Prior to this, the only Zola which I had read was a marvellous little novella entitled The Flood. I was encouraged to read The Ladies’ Paradise when I saw Astrid the Bookworm wax lyrical about it on her Youtube Channel. I searched high and low for it and finally found it on a trip to Waterstone’s Picadilly at the very end of November. I willed it to come out of my book choice jar immediately, and had to wait until the very end of December for it to do so. I began to read it the novel on New Year’s Eve, and as I finished it in January, I counted it as my first novel which was read in 2014.
I was so captivated by The Ladies’ Paradise from the outset. First published in France as Au Bonheur des Dames in 1883, the novel tells the story of the rise of department stores in Victorian-era Paris. In the insightful Oxford World’s Classics introduction, it is said that Zola was given the inspiration to write such a novel after witnessing the rise of Le Bon Marche, one of the city’s most famous department stores.

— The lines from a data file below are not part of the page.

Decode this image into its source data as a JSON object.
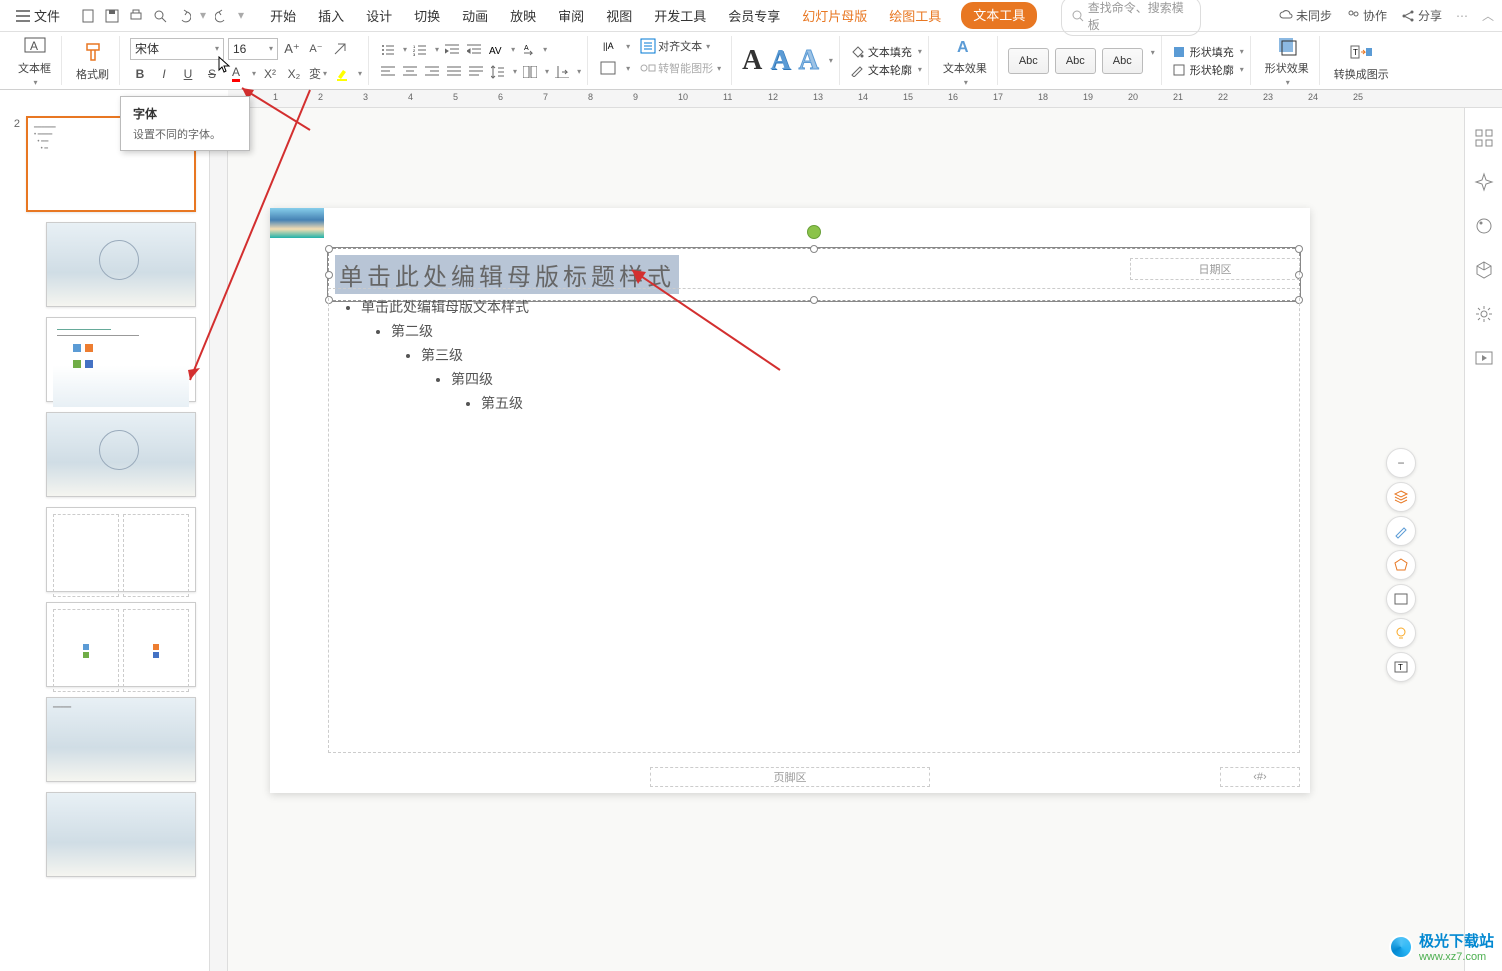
{
  "menu": {
    "file": "文件",
    "tabs": [
      "开始",
      "插入",
      "设计",
      "切换",
      "动画",
      "放映",
      "审阅",
      "视图",
      "开发工具",
      "会员专享"
    ],
    "slidemaster": "幻灯片母版",
    "drawtools": "绘图工具",
    "texttools": "文本工具",
    "search_placeholder": "查找命令、搜索模板",
    "unsync": "未同步",
    "collab": "协作",
    "share": "分享"
  },
  "ribbon": {
    "textbox": "文本框",
    "formatpainter": "格式刷",
    "fontname": "宋体",
    "fontsize": "16",
    "aligntext": "对齐文本",
    "smartart": "转智能图形",
    "textfill": "文本填充",
    "textoutline": "文本轮廓",
    "texteffect": "文本效果",
    "preset": "Abc",
    "shapefill": "形状填充",
    "shapeoutline": "形状轮廓",
    "shapeeffect": "形状效果",
    "convert": "转换成图示"
  },
  "tooltip": {
    "title": "字体",
    "desc": "设置不同的字体。"
  },
  "slide": {
    "title": "单击此处编辑母版标题样式",
    "body1": "单击此处编辑母版文本样式",
    "l2": "第二级",
    "l3": "第三级",
    "l4": "第四级",
    "l5": "第五级",
    "date": "日期区",
    "footer": "页脚区",
    "pagenum": "‹#›"
  },
  "thumbs": {
    "num": "2"
  },
  "watermark": {
    "name": "极光下载站",
    "url": "www.xz7.com"
  }
}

I did not realise until I had finished the novel that The Ladies’ Paradise is actually a sequel to a novel named Pot-Bouille, which features the same protagonist, Octave Mouret. The Ladies’ Paradise stood alone marvellously, and it did not matter at all that I had not read the previous novel – nor any of Zola’s other Rougon-Macquart series (this is the eleventh book), for that matter.
Brian Nelson has done a marvellous job with the novel’s translation. The extra information which has been included in the edition, too, complemented the novel beautifully. There are maps showing the location of the department store and the main settings of the novel, a select bibliography, and a chronology of Zola’s fascinating life.
The scene was set immediately, and it has left me longing to go back to Paris. Each and every scene, building and character which Zola turned his hand to describing were truly stunning – so vivid, and dripping with colour. Whilst this novel is a relatively quiet one in terms of its plot, the way in which Zola cites the foundations of such a store in Paris and how it grew to such dizzying heights has been so well imagined. The social history has clearly been so well considered. The characters which Zola uses to people his store – nicknamed The Ladies’ Paradise by all – felt so realistic, and I was particularly enchanted by his main female protagonist, Denise.
The Ladies’ Paradise is an exquisite novel, and parts of it really made me smile. It was a book which I struggled to put down, and would happily have read it until the clock chimed midnight on New Year’s Eve if we weren’t hosting a party to celebrate. I cannot wait until Monsieur Zola and I are reacquainted. I sense that there are some real gems in store to encounter.